** Task to carry out **
Show every line in the records below that contains the word "Öznitelik".

** Recorded data **
******

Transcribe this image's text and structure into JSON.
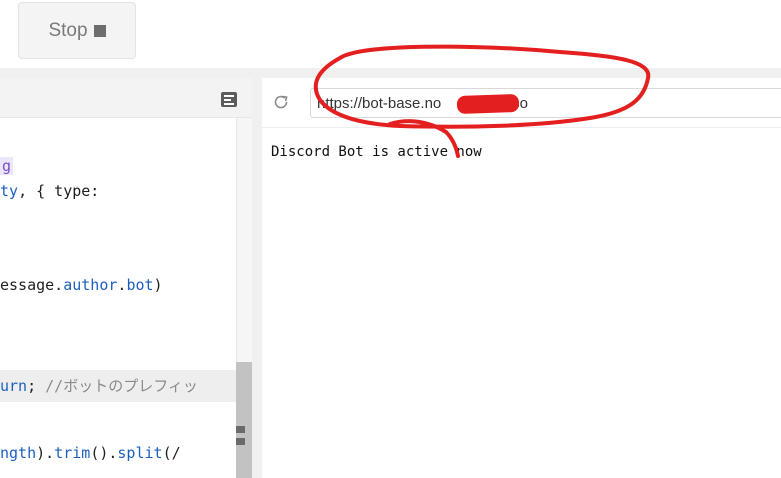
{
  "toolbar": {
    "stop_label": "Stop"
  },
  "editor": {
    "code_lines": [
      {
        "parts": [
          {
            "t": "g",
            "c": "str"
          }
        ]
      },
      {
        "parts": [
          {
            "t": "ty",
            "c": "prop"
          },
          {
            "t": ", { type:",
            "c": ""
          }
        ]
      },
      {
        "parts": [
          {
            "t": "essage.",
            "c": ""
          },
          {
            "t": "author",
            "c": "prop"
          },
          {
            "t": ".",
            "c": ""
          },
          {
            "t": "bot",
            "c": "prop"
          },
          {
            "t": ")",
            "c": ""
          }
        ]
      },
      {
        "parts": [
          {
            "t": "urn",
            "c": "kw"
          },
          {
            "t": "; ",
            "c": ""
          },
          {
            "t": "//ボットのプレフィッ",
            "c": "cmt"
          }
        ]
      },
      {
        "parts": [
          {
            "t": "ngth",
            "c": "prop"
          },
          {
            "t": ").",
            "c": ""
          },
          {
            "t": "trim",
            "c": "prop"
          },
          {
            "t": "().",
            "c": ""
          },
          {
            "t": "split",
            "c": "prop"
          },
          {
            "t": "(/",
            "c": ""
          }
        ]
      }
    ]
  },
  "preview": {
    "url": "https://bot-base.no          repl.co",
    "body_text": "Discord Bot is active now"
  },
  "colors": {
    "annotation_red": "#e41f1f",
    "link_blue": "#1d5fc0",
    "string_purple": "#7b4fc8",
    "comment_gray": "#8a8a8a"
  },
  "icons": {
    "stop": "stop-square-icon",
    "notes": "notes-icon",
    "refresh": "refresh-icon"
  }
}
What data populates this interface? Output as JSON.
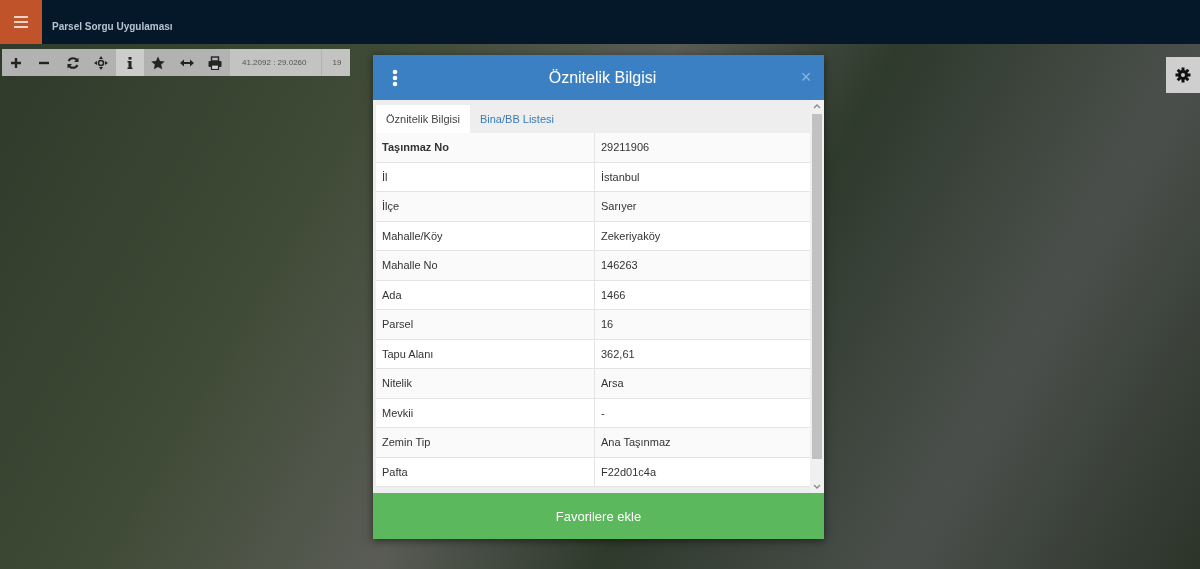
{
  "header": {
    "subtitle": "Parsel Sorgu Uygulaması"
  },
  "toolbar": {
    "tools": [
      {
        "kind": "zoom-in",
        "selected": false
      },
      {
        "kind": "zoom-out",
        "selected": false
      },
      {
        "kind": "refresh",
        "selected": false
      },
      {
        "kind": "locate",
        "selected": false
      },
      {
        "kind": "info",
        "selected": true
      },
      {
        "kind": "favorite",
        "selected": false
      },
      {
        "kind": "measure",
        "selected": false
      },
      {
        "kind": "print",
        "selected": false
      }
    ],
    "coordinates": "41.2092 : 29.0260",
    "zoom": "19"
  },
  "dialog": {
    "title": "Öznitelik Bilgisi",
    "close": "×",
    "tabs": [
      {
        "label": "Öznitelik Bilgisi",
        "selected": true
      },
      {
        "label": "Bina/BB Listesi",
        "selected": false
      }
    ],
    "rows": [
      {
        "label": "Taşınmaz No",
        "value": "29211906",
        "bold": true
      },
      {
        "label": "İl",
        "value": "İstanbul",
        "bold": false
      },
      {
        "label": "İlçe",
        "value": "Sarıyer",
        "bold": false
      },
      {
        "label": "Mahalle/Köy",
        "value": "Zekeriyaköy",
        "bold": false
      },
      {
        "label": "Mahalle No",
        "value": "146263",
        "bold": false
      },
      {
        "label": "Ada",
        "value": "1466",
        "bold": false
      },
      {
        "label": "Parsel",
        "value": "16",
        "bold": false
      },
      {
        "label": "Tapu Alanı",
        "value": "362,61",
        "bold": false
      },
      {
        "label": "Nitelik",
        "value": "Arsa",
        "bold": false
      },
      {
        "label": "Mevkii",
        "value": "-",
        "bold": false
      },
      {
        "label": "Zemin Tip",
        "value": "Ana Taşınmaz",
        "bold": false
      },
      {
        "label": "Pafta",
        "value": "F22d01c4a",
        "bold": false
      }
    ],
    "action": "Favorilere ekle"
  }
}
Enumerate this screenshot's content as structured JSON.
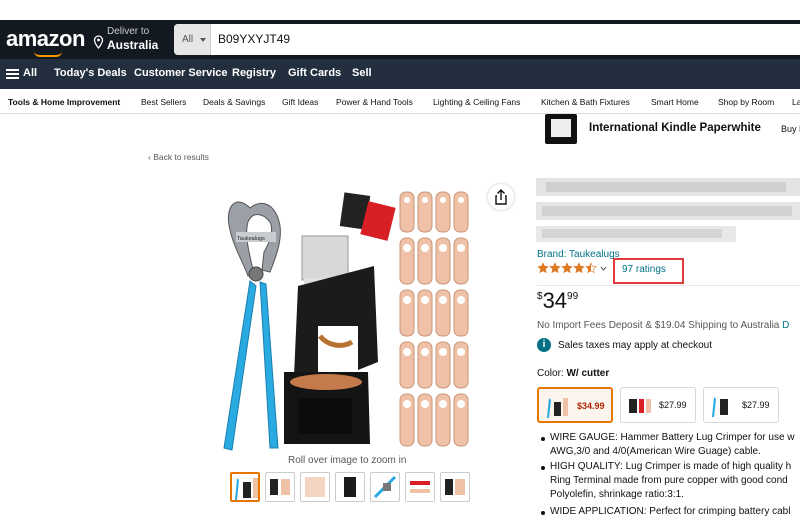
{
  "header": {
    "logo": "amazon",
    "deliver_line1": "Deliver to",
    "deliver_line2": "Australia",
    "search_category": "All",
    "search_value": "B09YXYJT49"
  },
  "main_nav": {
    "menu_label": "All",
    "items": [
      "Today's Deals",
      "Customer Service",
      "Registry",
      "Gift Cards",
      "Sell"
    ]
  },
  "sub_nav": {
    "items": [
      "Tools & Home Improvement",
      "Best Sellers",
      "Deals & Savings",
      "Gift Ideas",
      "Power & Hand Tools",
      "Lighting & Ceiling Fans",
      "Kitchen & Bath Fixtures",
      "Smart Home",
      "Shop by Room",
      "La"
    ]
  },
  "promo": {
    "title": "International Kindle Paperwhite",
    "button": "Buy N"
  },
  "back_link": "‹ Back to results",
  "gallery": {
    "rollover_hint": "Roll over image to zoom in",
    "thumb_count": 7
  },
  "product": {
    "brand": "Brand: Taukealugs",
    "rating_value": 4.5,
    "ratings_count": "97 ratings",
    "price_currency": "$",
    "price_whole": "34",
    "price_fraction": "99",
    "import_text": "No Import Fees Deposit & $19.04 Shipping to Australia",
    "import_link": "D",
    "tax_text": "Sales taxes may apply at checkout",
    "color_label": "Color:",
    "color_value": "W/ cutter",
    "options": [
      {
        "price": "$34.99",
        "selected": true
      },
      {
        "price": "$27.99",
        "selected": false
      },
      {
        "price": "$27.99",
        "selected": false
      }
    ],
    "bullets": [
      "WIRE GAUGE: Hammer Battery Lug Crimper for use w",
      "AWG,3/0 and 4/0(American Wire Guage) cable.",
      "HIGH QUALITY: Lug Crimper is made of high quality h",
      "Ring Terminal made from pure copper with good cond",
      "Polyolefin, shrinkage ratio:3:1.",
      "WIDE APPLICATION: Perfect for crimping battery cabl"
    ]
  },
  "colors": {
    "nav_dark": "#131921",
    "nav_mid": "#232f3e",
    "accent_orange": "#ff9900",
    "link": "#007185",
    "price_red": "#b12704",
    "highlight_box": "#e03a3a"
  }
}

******

** Output **
    "title": "Öznitelik Bilgisi",
        "label": "Öznitelik Bilgisi",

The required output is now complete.